SCHOOL students across Australia have been busy learning how to maintain a biosecurity-conscious citrus industry.
Through their online initiative Primezone, The Primary Industries Education Foundation Australia (PIEFA) has created and made accessible nationally a number of educational resources that help primary and secondary students to develop an understanding of the Australian agricultural industry. Among these resources is a Citrus Biosecurity package.
Targeting students in years 7 to 10, the citrus packages aim to raise students’ awareness of the importance of plant biosecurity and integrated pest management for the citrus industry. The resources explore what biosecurity means, the science behind it, and the contribution that it makes to business along the entire length of the supply chain.
Ben Stockwin, Chief Executive Officer of PIEFA, said that raising awareness about agriculture doesn’t just mean learning about on-farm production.
“We want every student to be aware of all aspects of the food, fibre and production sector — the entire industry, not just the farm supplier,” he said.
“Students should be aware that biosecurity isn’t just important internationally, but also state-to-state.”
The resource was only made available last year; however, it has already been downloaded and used by teachers over four hundred times.

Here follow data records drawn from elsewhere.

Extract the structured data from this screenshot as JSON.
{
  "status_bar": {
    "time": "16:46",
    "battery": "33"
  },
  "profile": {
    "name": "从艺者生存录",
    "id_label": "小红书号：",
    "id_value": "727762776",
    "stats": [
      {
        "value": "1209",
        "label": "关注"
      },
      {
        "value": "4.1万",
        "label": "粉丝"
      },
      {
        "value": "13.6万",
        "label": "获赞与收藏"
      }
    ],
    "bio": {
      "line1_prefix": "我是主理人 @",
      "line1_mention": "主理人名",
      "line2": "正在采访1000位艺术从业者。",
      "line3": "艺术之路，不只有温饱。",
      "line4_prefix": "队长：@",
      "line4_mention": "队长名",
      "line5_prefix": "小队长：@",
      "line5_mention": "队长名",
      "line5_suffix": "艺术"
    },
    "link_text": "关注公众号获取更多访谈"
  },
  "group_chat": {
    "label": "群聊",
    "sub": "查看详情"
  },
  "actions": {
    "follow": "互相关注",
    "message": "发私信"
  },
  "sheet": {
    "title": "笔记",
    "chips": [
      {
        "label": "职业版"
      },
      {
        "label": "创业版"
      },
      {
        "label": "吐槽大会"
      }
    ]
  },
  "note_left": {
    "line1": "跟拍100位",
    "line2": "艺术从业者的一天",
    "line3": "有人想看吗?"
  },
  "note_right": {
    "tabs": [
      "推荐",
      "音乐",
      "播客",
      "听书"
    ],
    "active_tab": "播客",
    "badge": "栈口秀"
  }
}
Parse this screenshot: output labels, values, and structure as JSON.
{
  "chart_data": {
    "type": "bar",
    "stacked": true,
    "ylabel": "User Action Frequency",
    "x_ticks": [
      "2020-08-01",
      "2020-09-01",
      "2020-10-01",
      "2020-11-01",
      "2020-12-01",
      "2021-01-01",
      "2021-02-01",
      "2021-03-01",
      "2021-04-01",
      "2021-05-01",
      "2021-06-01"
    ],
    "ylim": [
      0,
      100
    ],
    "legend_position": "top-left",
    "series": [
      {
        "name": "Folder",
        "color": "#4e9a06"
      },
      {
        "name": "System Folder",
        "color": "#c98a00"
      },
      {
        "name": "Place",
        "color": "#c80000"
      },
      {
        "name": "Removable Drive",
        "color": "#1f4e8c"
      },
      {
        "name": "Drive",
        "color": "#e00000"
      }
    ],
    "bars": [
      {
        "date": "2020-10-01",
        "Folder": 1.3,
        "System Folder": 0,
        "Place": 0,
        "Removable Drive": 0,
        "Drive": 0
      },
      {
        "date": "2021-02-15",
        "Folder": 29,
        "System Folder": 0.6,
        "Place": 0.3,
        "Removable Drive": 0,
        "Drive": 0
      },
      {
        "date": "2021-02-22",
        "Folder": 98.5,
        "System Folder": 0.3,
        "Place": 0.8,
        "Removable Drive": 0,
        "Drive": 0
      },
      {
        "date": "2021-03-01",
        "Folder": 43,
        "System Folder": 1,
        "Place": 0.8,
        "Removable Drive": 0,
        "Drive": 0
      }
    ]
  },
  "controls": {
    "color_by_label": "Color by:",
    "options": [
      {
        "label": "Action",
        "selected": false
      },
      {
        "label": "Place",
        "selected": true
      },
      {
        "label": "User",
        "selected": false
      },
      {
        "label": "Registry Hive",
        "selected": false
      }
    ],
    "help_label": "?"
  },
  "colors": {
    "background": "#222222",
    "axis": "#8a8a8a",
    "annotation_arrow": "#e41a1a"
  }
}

Hilary Salmon, science teacher at Manning Primary School in Perth, believes the resource creates a powerful and engaging learning environment for her students.
“The best science lessons are real-world and hands-on. As a bonus, student performance increases when they are interested,” she said.
The Citrus Biosecurity package includes teacher guides and animated PowerPoint presentations and is designed to integrate with the rest of the students’ curriculum.
According to Ms Salmon, “learning about why food and fibre needs protection and better understanding the food supply chain has given students rich experiences across different learning areas; not just sciences, but maths, English, technologies and even the origin of pests through the history curriculum.”
Mr Stockwin has high hopes for the impact of the program.
“By raising awareness and creating interest, hopefully we’ve got the next generation of biosecurity-aware industry leaders in our classrooms,” he said.
To learn more about the school resources, visit the Primezone website.